  6. Part Three: Truth and Rationality

    • 6 The Value of Truth
      (pp. 135-185)

      In the foregoing part I have endeavoured to show that the truth dimension is available for human cognizers, given their presumed cognitive organization. In Part Three I must go much further and defend the core ideas of the Classical Picture and, above all, the thesis that truth is an important, even central, epistemic value. Remember the strategy of our opponent, the relativist-pragmatist, in his Main Argument. He relies on two premises (1) and (2) and one intermediate conclusion (C2) for his ultimate deconstructive conclusion:

      1.The Irrelevance of Truth: There is no common goal of cognition, because truth is irrelevant....

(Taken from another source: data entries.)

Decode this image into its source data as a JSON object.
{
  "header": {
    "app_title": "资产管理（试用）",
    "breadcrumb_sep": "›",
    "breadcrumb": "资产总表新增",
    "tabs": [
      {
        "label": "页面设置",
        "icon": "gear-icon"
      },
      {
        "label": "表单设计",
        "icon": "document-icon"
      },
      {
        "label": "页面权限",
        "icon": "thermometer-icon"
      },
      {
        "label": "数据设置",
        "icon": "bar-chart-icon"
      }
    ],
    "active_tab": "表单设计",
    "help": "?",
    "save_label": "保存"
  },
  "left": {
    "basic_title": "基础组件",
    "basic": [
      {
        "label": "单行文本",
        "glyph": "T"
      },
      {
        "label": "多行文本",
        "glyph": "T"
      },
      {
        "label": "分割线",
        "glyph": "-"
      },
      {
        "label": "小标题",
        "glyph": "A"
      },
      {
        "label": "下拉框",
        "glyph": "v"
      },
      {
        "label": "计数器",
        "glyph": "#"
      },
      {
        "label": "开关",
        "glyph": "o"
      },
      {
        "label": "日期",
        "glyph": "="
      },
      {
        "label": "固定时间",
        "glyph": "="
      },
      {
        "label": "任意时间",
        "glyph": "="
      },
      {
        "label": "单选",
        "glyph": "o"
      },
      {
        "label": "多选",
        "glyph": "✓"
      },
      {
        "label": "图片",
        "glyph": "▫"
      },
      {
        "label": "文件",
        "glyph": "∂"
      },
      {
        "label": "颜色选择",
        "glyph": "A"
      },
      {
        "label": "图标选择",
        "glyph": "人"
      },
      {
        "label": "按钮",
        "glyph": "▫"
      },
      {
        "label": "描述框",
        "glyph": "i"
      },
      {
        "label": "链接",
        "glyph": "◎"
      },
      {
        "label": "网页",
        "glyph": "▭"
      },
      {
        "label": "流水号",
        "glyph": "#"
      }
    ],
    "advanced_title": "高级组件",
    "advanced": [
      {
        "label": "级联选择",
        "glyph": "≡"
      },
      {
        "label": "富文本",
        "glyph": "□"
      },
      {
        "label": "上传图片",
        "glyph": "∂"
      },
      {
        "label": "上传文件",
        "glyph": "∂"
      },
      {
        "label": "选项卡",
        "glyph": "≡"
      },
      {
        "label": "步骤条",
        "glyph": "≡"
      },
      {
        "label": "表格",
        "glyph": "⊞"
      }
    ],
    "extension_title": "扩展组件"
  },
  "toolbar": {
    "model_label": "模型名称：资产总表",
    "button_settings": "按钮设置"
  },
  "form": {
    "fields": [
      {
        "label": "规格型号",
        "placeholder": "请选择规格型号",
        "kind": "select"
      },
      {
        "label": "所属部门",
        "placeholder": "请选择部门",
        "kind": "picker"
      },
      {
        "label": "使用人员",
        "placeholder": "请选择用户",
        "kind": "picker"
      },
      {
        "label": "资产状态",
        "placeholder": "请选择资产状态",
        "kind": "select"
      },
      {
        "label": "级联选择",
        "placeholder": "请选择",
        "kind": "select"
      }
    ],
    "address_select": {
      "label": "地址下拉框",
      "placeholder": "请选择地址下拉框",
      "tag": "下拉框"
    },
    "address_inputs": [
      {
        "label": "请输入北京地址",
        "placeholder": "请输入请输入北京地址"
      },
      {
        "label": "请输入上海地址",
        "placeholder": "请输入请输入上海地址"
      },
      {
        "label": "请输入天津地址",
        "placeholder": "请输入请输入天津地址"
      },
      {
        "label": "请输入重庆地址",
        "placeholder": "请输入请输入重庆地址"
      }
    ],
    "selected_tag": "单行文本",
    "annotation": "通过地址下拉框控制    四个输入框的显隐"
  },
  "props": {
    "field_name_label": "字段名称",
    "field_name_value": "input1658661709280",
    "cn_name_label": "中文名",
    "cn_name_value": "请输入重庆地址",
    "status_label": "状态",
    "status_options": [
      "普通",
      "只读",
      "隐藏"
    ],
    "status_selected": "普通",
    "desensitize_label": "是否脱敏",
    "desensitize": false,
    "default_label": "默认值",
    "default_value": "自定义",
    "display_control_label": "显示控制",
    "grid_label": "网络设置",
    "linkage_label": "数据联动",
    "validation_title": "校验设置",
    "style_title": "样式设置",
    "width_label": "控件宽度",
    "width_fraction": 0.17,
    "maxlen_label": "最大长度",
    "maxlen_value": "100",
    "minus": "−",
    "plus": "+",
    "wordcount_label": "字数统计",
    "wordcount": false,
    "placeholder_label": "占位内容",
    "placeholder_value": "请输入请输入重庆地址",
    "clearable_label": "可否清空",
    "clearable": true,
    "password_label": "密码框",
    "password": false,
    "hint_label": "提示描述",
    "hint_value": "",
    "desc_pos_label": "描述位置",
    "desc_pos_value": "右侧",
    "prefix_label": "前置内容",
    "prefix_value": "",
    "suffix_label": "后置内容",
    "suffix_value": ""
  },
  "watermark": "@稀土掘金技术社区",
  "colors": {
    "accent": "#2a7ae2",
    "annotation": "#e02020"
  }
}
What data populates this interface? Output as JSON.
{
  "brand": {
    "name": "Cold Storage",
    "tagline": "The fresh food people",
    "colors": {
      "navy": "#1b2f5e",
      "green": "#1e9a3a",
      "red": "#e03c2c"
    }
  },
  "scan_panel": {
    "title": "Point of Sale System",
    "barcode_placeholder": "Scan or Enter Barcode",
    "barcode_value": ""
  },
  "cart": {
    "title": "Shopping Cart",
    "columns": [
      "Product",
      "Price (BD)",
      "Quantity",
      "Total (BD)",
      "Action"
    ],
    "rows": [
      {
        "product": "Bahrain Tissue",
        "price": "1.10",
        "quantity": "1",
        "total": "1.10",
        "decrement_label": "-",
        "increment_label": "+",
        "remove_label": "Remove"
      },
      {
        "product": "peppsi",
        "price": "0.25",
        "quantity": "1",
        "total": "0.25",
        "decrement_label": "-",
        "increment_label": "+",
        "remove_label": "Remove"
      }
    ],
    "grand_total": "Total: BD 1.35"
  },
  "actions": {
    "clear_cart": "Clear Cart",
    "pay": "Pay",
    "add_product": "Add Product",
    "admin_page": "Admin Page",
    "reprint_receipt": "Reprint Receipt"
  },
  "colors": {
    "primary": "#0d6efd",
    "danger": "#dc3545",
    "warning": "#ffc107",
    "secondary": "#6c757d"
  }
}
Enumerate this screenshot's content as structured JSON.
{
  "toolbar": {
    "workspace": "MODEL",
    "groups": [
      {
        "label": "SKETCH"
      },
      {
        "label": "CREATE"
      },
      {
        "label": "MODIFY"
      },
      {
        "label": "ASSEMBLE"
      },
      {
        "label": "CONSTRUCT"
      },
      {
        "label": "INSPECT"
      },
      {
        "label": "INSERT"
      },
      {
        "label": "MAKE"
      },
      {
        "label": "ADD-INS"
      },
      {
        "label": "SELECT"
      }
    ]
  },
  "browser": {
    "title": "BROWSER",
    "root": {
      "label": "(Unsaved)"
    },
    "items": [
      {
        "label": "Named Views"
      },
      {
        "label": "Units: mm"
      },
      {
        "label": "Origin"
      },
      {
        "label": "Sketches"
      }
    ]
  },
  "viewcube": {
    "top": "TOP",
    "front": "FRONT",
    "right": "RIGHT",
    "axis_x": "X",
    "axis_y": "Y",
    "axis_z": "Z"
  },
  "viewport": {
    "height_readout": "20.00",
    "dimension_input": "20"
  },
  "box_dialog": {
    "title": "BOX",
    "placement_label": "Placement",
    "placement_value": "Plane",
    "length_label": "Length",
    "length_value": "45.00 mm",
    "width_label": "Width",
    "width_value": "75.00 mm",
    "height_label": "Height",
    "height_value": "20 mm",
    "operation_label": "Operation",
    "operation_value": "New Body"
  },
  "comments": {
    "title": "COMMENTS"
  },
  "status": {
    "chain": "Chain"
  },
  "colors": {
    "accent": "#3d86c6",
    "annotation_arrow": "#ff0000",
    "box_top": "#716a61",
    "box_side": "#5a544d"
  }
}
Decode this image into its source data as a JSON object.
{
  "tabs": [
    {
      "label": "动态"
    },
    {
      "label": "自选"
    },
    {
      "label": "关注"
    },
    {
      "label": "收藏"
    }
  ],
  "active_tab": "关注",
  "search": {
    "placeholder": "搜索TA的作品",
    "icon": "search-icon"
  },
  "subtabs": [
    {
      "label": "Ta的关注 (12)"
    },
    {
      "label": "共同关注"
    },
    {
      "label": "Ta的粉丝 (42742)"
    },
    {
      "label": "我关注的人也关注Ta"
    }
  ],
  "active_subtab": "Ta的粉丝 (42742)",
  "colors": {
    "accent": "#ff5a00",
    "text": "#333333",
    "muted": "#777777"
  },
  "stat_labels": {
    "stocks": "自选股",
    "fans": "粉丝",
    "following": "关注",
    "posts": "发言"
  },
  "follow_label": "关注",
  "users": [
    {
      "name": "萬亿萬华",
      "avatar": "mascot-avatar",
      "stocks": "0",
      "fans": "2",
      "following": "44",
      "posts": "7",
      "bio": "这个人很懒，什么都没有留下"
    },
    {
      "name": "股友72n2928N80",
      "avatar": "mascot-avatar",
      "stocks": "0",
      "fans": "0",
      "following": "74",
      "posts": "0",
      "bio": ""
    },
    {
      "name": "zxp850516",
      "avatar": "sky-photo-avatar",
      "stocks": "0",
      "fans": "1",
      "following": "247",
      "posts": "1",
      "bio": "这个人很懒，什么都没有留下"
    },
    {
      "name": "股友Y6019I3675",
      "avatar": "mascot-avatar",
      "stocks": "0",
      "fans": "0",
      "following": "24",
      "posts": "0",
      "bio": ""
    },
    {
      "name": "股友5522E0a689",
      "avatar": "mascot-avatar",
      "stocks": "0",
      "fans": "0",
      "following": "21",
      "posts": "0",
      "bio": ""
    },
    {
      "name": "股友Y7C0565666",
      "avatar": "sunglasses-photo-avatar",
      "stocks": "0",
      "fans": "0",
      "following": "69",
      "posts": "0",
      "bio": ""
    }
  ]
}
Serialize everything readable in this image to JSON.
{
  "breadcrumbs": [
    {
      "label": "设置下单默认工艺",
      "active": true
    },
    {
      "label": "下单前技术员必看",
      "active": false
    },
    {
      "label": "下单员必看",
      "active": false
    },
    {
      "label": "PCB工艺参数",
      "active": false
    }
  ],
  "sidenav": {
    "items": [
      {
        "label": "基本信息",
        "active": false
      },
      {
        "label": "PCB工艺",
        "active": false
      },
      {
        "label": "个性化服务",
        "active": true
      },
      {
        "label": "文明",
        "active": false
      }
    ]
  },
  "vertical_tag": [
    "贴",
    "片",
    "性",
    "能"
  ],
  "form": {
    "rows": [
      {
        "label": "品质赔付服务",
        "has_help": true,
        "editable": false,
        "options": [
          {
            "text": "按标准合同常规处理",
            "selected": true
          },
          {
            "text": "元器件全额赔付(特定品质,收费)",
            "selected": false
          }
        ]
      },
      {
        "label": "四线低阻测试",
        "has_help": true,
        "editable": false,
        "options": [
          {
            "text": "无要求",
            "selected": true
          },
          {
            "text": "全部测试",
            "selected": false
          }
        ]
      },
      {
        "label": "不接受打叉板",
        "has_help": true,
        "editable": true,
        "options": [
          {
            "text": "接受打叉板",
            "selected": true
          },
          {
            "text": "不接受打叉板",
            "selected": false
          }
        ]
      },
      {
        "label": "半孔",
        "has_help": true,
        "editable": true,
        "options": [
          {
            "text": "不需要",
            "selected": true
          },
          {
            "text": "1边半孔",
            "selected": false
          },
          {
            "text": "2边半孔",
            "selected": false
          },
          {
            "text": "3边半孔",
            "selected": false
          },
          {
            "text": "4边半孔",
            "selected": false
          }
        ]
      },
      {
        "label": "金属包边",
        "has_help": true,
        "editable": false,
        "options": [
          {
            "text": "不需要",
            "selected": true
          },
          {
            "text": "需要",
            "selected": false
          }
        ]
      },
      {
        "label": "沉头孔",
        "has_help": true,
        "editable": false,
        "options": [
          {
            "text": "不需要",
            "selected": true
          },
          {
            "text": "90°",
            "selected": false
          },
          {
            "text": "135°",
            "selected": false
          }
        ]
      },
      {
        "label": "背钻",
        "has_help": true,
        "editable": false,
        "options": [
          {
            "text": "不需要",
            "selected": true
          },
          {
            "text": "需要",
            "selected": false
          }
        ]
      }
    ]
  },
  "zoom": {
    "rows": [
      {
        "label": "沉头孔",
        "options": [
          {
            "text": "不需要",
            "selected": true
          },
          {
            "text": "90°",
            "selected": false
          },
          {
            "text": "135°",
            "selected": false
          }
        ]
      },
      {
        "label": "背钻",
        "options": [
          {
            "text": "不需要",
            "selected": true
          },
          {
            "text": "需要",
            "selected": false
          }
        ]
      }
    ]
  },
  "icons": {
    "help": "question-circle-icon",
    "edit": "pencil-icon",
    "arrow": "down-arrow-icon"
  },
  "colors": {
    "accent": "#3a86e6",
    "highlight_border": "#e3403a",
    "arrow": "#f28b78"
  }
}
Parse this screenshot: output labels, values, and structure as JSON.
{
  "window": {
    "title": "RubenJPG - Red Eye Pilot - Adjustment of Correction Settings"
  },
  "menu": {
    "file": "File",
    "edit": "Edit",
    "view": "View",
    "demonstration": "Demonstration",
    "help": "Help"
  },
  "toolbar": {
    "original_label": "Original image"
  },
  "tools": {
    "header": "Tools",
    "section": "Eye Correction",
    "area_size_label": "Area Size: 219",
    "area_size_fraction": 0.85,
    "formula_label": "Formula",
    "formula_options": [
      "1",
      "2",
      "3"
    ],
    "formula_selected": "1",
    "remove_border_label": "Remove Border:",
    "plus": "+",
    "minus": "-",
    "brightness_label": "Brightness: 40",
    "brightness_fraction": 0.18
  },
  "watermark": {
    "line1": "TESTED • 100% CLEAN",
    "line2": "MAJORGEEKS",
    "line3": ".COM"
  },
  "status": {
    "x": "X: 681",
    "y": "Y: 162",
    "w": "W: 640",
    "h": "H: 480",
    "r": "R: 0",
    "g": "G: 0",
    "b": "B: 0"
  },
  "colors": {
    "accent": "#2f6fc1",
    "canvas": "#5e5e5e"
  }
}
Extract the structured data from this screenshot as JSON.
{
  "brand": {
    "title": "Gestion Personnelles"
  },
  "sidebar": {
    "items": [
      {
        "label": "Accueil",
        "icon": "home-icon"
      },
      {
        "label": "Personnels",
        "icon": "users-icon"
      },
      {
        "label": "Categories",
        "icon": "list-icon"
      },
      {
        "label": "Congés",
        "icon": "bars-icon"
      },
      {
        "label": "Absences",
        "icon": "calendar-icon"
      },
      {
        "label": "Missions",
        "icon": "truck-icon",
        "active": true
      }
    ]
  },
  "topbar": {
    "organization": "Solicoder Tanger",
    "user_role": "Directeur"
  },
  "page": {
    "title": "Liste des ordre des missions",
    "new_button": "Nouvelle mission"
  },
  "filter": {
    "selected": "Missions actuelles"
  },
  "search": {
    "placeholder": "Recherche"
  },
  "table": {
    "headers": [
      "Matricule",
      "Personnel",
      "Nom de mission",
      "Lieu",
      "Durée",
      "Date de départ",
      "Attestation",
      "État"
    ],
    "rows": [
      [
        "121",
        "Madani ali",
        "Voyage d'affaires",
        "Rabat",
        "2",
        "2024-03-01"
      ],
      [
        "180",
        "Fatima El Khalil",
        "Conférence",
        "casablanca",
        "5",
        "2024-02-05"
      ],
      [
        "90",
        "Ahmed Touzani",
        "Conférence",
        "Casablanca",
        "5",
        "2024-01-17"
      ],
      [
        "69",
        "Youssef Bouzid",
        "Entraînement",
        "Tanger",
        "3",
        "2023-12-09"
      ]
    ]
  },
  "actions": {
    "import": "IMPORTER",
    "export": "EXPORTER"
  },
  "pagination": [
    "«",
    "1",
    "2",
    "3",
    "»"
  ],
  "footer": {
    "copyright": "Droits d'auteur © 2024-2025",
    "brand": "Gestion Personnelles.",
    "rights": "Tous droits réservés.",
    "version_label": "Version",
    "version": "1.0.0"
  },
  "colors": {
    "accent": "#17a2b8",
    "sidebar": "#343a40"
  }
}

    • 7 From Truth to Virtue
      (pp. 186-226)

      In this part I complete my defence of rationalism and veritism. With the truth goal I return to the core of the Classical Picture and to the province of normative epistemology in the strict sense dealing with cognitive virtues, rationality and justification. Let me briefly give a word to the relativist-pragmatist. Understandably, on the very first page of his book, Stich tries to separate the domain of epistemic evaluation from the issues of knowledge and truth. He distinguishes between ‘three interrelated projects that traditionally have been pursued in epistemology’: first, evaluation of the methods of enquiry; second, of understanding what...

  7. Conclusion
    (pp. 227-232)

    Let me first briefly summarize the discussion and critique of relativismpragmatism. It has been organized around the main relativistic argument. The argument starts from

    1.The Irrelevance of Truth: There is no common goal of cognition, because truth is irrelevant.

    Next, it borrows from cognitive science the insight that people use various cognitive strategies and inflates it into

    2.Radical Descriptive Pluralism: There are many radically different cognitive strategies and styles.

    This thesis buttresses

    3.The Incomparability Assumption: Since there is no common goal, the strategies are mutually incomparable.

    (1), (2), and (3) entail Radical Normative Pluralism: there is no...

  8. APPENDIX: Theory and Observation
    (pp. 233-276)
  9. Notes
    (pp. 277-306)
  10. References
    (pp. 307-318)
  11. Index
    (pp. 319-325)